-- RECORDED DATA follows --
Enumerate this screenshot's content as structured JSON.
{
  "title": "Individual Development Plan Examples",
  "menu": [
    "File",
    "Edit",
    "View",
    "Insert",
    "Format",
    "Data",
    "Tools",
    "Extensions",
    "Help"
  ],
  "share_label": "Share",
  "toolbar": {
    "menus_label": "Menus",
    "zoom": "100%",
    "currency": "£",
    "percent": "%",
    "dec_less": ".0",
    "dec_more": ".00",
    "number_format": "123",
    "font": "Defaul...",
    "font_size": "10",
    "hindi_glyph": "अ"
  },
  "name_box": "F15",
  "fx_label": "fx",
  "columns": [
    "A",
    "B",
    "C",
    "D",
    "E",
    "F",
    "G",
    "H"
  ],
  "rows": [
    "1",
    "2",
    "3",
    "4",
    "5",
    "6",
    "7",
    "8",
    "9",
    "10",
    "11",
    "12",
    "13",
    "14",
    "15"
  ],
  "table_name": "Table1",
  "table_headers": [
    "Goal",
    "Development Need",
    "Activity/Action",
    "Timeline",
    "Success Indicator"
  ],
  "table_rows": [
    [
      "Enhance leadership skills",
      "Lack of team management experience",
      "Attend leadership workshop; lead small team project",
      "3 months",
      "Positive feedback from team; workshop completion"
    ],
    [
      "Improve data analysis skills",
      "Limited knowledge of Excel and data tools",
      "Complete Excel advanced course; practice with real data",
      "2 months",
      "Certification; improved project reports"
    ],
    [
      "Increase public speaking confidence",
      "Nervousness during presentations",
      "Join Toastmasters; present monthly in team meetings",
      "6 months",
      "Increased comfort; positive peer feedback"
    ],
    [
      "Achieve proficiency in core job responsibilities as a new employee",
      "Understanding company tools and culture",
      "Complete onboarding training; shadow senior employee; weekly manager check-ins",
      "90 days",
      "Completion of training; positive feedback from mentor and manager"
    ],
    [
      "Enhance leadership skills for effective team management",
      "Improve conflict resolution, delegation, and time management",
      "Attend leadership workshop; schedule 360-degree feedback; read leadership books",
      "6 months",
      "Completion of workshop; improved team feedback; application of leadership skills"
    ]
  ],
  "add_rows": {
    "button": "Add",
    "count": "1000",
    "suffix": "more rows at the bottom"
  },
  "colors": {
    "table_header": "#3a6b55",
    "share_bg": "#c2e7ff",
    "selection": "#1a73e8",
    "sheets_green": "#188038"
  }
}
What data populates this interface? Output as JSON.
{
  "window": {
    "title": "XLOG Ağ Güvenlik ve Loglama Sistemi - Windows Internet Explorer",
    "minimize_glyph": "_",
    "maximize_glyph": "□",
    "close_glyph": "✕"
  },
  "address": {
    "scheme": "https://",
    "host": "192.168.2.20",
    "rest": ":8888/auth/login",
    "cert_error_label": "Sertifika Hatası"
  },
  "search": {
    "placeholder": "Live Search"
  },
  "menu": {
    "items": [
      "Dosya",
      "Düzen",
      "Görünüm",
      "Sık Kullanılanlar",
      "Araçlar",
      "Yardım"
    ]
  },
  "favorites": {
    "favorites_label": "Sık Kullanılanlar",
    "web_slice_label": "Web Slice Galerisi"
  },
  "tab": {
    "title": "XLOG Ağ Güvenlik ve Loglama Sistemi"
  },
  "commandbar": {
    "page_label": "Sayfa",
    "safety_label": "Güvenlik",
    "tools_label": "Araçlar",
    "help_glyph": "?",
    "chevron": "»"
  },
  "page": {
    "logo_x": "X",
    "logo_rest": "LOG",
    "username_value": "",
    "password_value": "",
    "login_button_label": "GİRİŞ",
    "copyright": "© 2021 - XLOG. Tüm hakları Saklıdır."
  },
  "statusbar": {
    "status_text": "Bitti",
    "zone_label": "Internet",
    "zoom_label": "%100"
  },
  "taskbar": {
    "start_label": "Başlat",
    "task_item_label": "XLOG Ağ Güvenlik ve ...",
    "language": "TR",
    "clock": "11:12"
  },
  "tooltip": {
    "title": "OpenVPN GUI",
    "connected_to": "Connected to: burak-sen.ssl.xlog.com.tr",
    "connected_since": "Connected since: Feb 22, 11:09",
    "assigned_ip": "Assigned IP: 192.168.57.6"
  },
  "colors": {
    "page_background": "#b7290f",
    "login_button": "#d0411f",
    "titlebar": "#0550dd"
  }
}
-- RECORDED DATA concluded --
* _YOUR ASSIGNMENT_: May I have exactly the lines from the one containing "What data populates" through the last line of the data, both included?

* _EXERCISE ANSWER_:
What data populates this interface? Output as JSON.
{
  "window": {
    "title": "XLOG Ağ Güvenlik ve Loglama Sistemi - Windows Internet Explorer",
    "minimize_glyph": "_",
    "maximize_glyph": "□",
    "close_glyph": "✕"
  },
  "address": {
    "scheme": "https://",
    "host": "192.168.2.20",
    "rest": ":8888/auth/login",
    "cert_error_label": "Sertifika Hatası"
  },
  "search": {
    "placeholder": "Live Search"
  },
  "menu": {
    "items": [
      "Dosya",
      "Düzen",
      "Görünüm",
      "Sık Kullanılanlar",
      "Araçlar",
      "Yardım"
    ]
  },
  "favorites": {
    "favorites_label": "Sık Kullanılanlar",
    "web_slice_label": "Web Slice Galerisi"
  },
  "tab": {
    "title": "XLOG Ağ Güvenlik ve Loglama Sistemi"
  },
  "commandbar": {
    "page_label": "Sayfa",
    "safety_label": "Güvenlik",
    "tools_label": "Araçlar",
    "help_glyph": "?",
    "chevron": "»"
  },
  "page": {
    "logo_x": "X",
    "logo_rest": "LOG",
    "username_value": "",
    "password_value": "",
    "login_button_label": "GİRİŞ",
    "copyright": "© 2021 - XLOG. Tüm hakları Saklıdır."
  },
  "statusbar": {
    "status_text": "Bitti",
    "zone_label": "Internet",
    "zoom_label": "%100"
  },
  "taskbar": {
    "start_label": "Başlat",
    "task_item_label": "XLOG Ağ Güvenlik ve ...",
    "language": "TR",
    "clock": "11:12"
  },
  "tooltip": {
    "title": "OpenVPN GUI",
    "connected_to": "Connected to: burak-sen.ssl.xlog.com.tr",
    "connected_since": "Connected since: Feb 22, 11:09",
    "assigned_ip": "Assigned IP: 192.168.57.6"
  },
  "colors": {
    "page_background": "#b7290f",
    "login_button": "#d0411f",
    "titlebar": "#0550dd"
  }
}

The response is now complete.